Procedural PerlΒΆ

This example illustrates a how Taco can be used to interact with procedural Perl modules — importing them, calling functions, and interacting with variables.

  • Calling functions to perform calculations

    We begin by importing the Taco class and constructing an instance of it which launches a Perl sub-process. Now we can calculate the sine of 30 degrees by calling Perl’s sin subroutine (from the CORE:: namespace). This should give the expected value of a half.

    from taco import Taco
    taco = Taco(lang='perl')
        taco.call_function('CORE::sin', radians(30))
  • Importing modules

    To make use of routines from other modules, they must be imported into the Perl interpreter running in the sub-process. The appropriate action to do this can be sent using the import_module() method. In the case of the Perl server, any arguments to this method are passed to the equivalent of a use statement.
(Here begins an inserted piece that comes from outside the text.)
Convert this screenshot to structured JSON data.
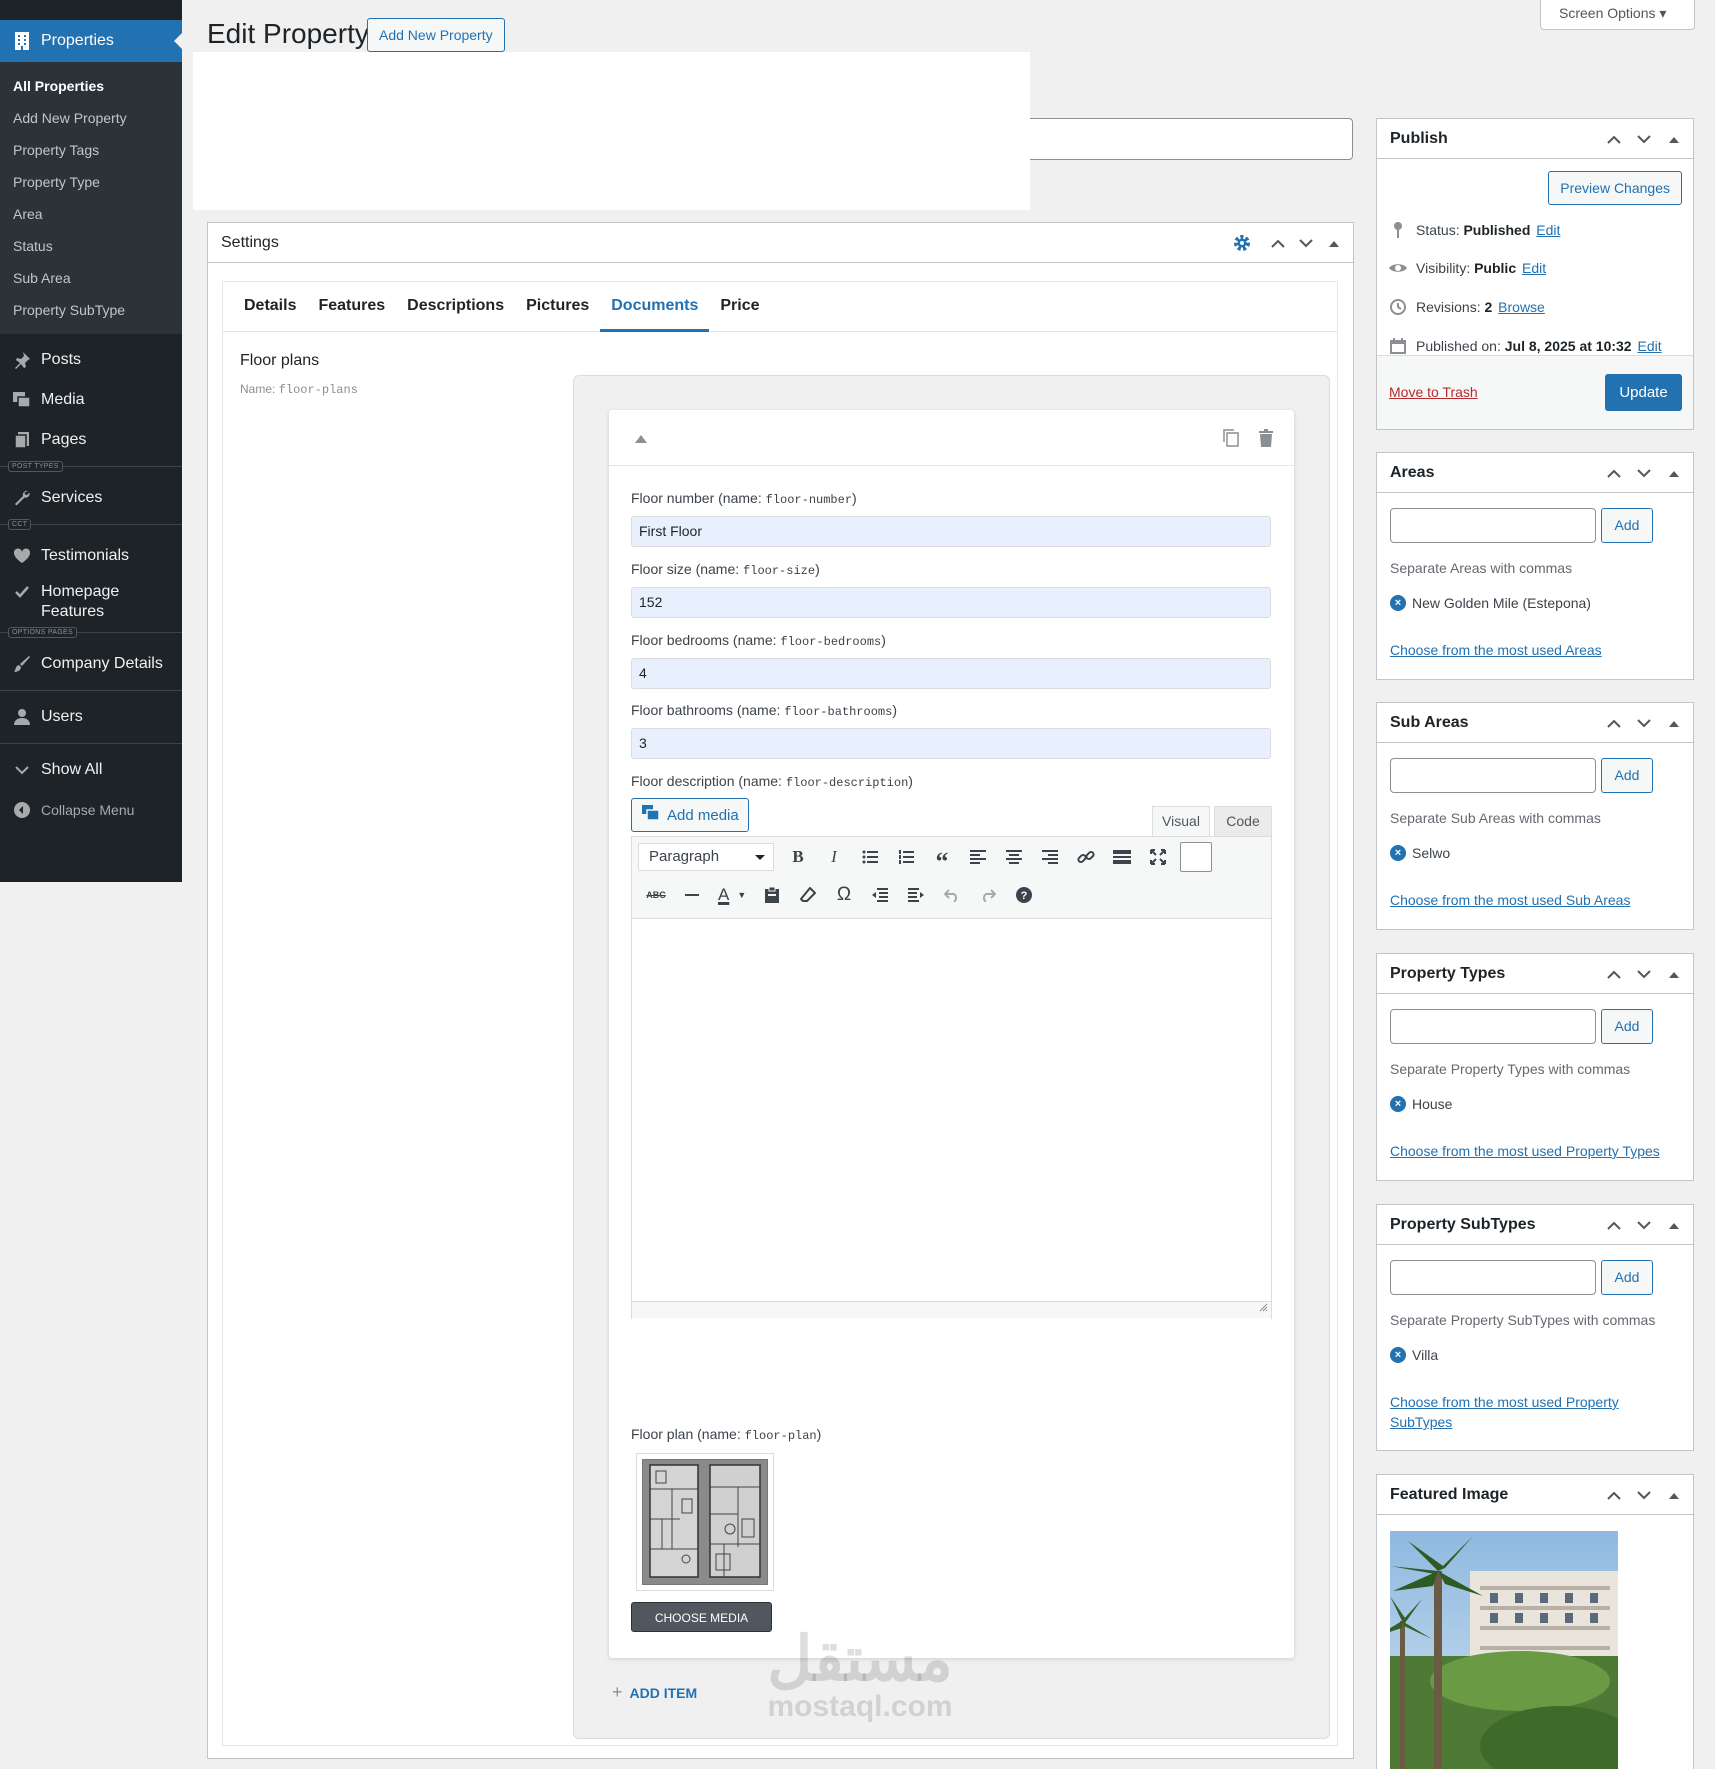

This allows us to bring the md5_hex subroutine into the current scope.

    taco.import_module('Digest::MD5', 'md5_hex')
        taco.call_function('md5_hex', 'Hello from Taco')
  • A more convenient way to call functions

    Another way to call a function through Taco is by creating a convenience callable for it. The function() method, given the name of a function to be called, returns an object which can be called to invoke that function.
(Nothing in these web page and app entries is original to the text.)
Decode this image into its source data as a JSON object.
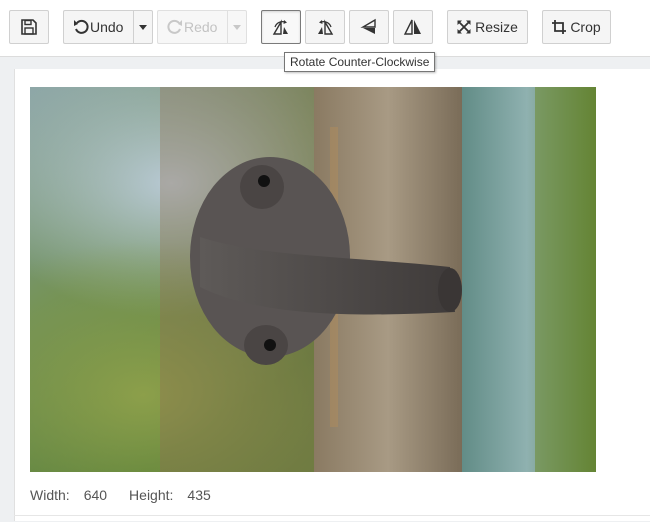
{
  "toolbar": {
    "undo_label": "Undo",
    "redo_label": "Redo",
    "resize_label": "Resize",
    "crop_label": "Crop",
    "redo_disabled": true
  },
  "tooltip": {
    "text": "Rotate Counter-Clockwise"
  },
  "image_info": {
    "width_label": "Width:",
    "width_value": "640",
    "height_label": "Height:",
    "height_value": "435"
  },
  "colors": {
    "accent": "#333333",
    "disabled": "#c3c3c3",
    "panel_bg": "#eef0f2"
  },
  "icons": {
    "save": "floppy-disk",
    "undo": "undo-arrow",
    "redo": "redo-arrow",
    "rotate_ccw": "rotate-counter-clockwise",
    "rotate_cw": "rotate-clockwise",
    "flip_vertical": "flip-vertical",
    "flip_horizontal": "flip-horizontal",
    "resize": "resize-arrows",
    "crop": "crop"
  }
}
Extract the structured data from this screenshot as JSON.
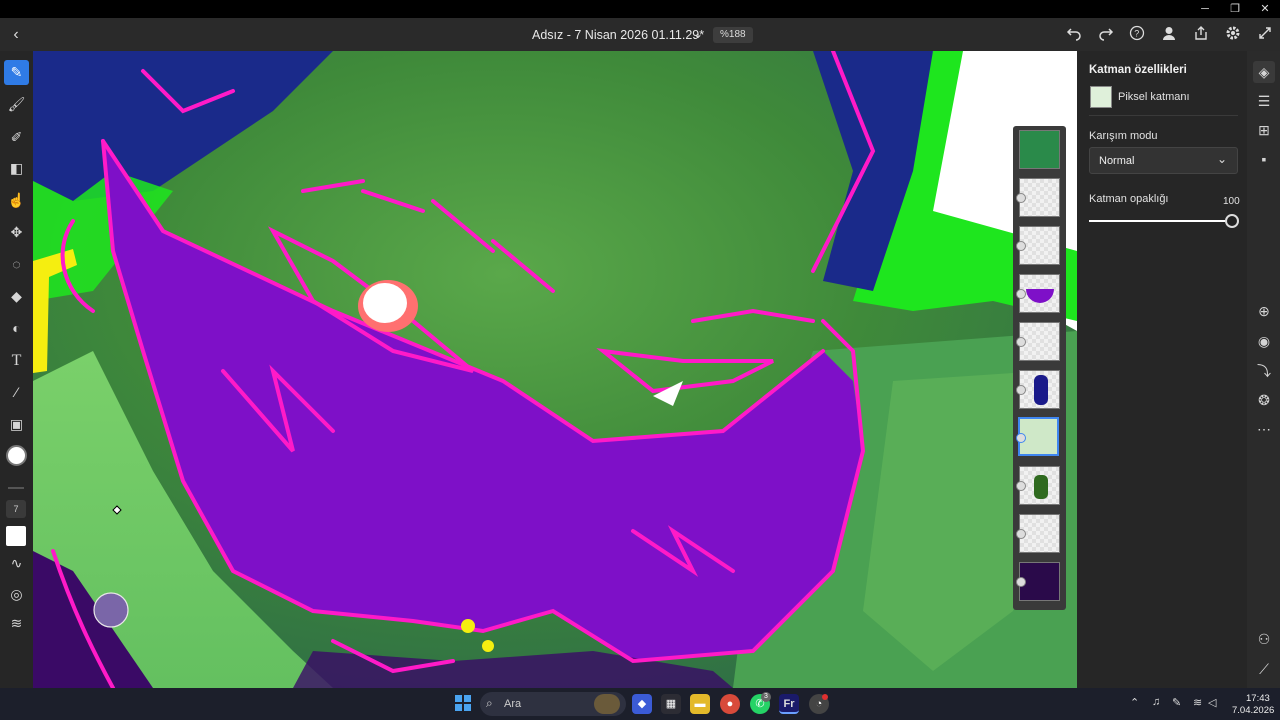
{
  "window": {
    "minimize": "─",
    "maximize": "❐",
    "close": "✕"
  },
  "topbar": {
    "back": "‹",
    "doc_title": "Adsız - 7 Nisan 2026 01.11.29*",
    "chevron": "⌄",
    "zoom": "%188",
    "icons": [
      "undo-icon",
      "redo-icon",
      "help-icon",
      "account-icon",
      "share-icon",
      "settings-icon",
      "fullscreen-icon"
    ]
  },
  "left_tools": {
    "icons": [
      "pixel-brush-icon",
      "paint-brush-icon",
      "mixer-brush-icon",
      "eraser-icon",
      "smudge-icon",
      "transform-icon",
      "lasso-icon",
      "fill-icon",
      "liquify-icon",
      "text-icon",
      "eyedropper-icon",
      "image-icon"
    ],
    "brush_size": "7"
  },
  "layers": {
    "count": 10,
    "selected_index": 6
  },
  "properties": {
    "title": "Katman özellikleri",
    "layer_type": "Piksel katmanı",
    "blend_label": "Karışım modu",
    "blend_value": "Normal",
    "opacity_label": "Katman opaklığı",
    "opacity_value": "100",
    "opacity_fraction": 1.0
  },
  "right_icons": [
    "layers-icon",
    "adjustments-icon",
    "grid-icon",
    "comment-icon",
    "add-layer-icon",
    "visibility-icon",
    "import-icon",
    "blend-icon",
    "more-icon",
    "group-icon",
    "ruler-icon"
  ],
  "taskbar": {
    "search_placeholder": "Ara",
    "whatsapp_badge": "3",
    "time": "17:43",
    "date": "7.04.2026"
  }
}
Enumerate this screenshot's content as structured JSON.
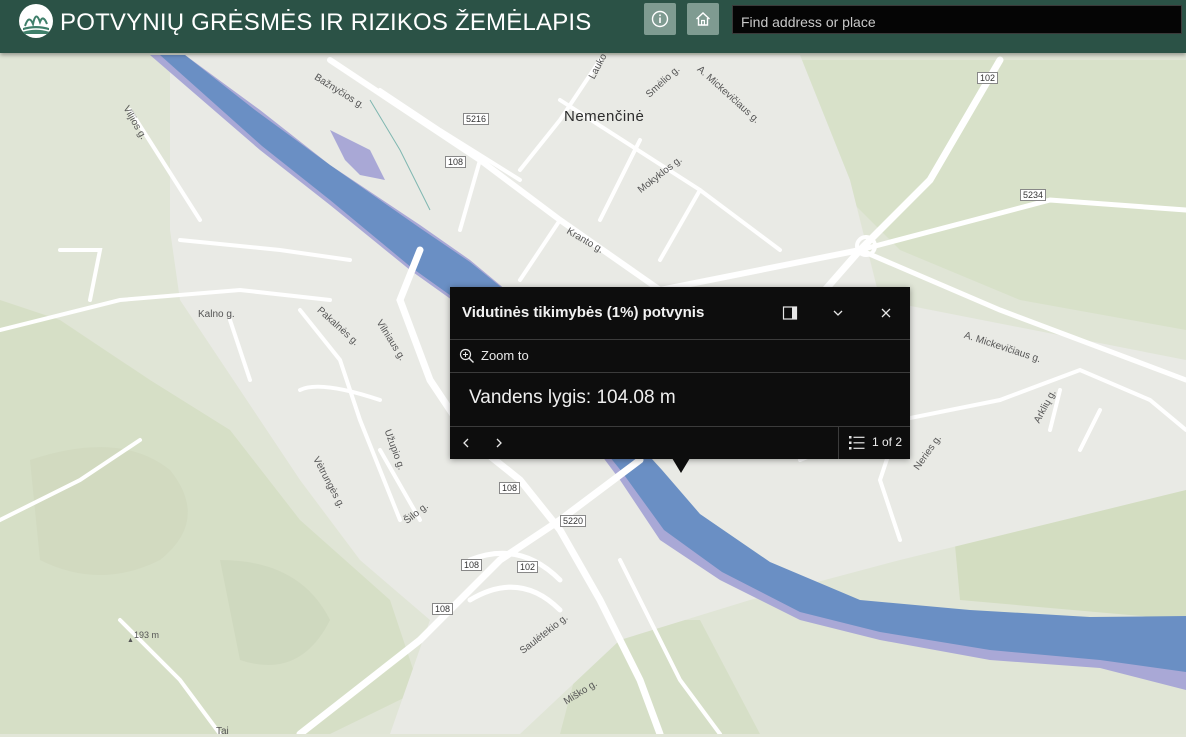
{
  "header": {
    "title": "POTVYNIŲ GRĖSMĖS IR RIZIKOS ŽEMĖLAPIS",
    "info_icon": "info-icon",
    "home_icon": "home-icon",
    "accent_color": "#2b5246"
  },
  "search": {
    "placeholder": "Find address or place"
  },
  "map": {
    "place_label": "Nemenčinė",
    "street_labels": [
      "Bažnyčios g.",
      "Lauko",
      "Smėlio g.",
      "A. Mickevičiaus g.",
      "Mokyklos g.",
      "Kranto g.",
      "Viljios g.",
      "Kalno g.",
      "Pakalnės g.",
      "Vilniaus g.",
      "Užupio g.",
      "Vėtrungės g.",
      "Šilo g.",
      "Saulėtekio g.",
      "Miško g.",
      "A. Mickevičiaus g.",
      "Arklių g.",
      "Neries g.",
      "Tai"
    ],
    "road_shields": [
      "5216",
      "108",
      "102",
      "5234",
      "108",
      "5220",
      "108",
      "102",
      "108"
    ],
    "elevation_label": "193 m",
    "river_color": "#6a8fc4",
    "flood_zone_color": "#a7a6d4"
  },
  "popup": {
    "title": "Vidutinės tikimybės (1%) potvynis",
    "zoom_to": "Zoom to",
    "content": "Vandens lygis: 104.08 m",
    "feature_count": "1 of 2"
  }
}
    md = taco.function('md5_hex')
        md('Useful for calling the same function multiple times')
  • Getting values

    We can retrieve the value of variables using get_value(). In this example, importing the “English” module gives a readable name for the variable containing the operating system name.

  • Setting values

    set_value() can be used to assign a variable on the server side. In the case of Perl, setting the output field separator variable $, will configure the spacing between things which are printed out.

    taco.set_value('$,', '**')

    At this stage we can make use of some object-oriented code to check that the setting of $, has taken effect. For more information about using Taco with object-oriented Perl modules, see the object-oriented Perl example. Here we print the strings 'X', 'Y' and 'Z' to an IO::String object and check the result.

    s = taco.construct_object('IO::String')
    s.call_method('print', 'X', 'Y', 'Z')
    s.call_method('pos', 0)